The trouble with diplomacy which relies a little too much on professional practitioners of it is that a sure sense of predictability, sometimes ennui, comes into it. Often for reasons that are quite inexplicable and yet, paradoxically, are to be easily fathomed, career diplomats are in little position to bring newer dimensions into the relations their countries may be enjoying with other nations. That is precisely why it often becomes necessary, in the historical sense, to send Averell Harriman as America’s chief diplomat to Moscow or have Andrei Gromyko serve for long decades as foreign minister in the Soviet Union.
Henry Kissinger remains by far the brightest instance of a nation’s foreign policy shaking itself back to purposefulness at the hands of an individual who has never had a career in diplomacy. The Kissinger reality in turn was to spawn a whole new breed of diplomats coming from outside the charmed circles of the State Department. Jimmy Carter had his Zbigniew Brzezinsky and Edmund Muskie, Bill Clinton had his Madeleine Albright and George W. Bush had Condoleezza Rice.

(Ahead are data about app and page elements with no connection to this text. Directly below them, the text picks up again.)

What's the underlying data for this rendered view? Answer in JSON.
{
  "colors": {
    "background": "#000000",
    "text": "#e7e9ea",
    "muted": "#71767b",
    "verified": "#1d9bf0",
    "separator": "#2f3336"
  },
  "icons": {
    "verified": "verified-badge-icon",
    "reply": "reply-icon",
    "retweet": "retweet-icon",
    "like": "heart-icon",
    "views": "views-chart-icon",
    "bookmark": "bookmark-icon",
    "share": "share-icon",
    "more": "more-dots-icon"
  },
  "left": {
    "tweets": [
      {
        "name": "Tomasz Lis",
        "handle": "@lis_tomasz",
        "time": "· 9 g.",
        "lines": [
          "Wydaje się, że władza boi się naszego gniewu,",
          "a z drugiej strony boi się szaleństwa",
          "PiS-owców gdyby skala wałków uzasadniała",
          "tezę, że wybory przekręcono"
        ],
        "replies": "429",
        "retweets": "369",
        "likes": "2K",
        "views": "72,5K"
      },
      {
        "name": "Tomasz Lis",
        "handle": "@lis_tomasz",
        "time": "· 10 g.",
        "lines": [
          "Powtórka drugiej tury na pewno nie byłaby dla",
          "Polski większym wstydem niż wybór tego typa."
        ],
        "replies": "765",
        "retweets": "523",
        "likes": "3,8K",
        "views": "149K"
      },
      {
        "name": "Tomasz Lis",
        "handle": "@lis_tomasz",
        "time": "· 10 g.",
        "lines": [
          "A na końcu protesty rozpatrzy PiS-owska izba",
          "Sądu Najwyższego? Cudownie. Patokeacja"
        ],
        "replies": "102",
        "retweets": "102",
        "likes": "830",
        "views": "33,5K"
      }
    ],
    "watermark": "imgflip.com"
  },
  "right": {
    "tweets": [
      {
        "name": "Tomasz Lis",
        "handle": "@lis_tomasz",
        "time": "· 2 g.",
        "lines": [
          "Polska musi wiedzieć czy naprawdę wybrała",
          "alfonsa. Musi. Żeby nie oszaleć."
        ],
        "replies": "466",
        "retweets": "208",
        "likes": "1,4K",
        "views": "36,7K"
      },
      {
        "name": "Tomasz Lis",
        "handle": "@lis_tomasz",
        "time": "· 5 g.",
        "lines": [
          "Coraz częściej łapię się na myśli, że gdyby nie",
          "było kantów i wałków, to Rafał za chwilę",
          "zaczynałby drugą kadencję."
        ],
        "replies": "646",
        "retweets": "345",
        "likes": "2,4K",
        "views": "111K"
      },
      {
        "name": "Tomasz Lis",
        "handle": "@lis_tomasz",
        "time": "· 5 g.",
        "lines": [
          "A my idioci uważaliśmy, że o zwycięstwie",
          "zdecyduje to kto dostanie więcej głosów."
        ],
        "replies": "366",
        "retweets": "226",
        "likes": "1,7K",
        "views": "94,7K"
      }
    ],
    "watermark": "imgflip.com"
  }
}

But then, the picture is not always rosy when outsiders enter the corridors of diplomacy. When it comes to talking about non-diplomats who have served as diplomats for Bangladesh abroad, a few glaring examples of how spectacularly some of these diplomats failed to live up to expectations will quite naturally come up. Indeed, some extremely intelligent as well as intellectually powerful individuals have in the not-too-distant past been sent abroad as ambassadors and high commissioners. They did poorly, not because they did not know their job but because they worked in the mistaken belief that they were there to serve a partisan government rather than an entire country. There are thus the pitfalls associated with sending men and women from outside the Foreign Service abroad.
On balance, though, it is always people from academia, journalism and politics who make a bigger impression on the outside world than do those who have been trained to speak for their country abroad. Girish Karnad did an admirable job heading the cultural wing at the Indian high commission in London. In his time, as a diplomat abroad, Pablo Neruda built and widened a network of men and women deeply involved in studies of Chilean culture. It was a feat few have accomplished, in Chile or elsewhere.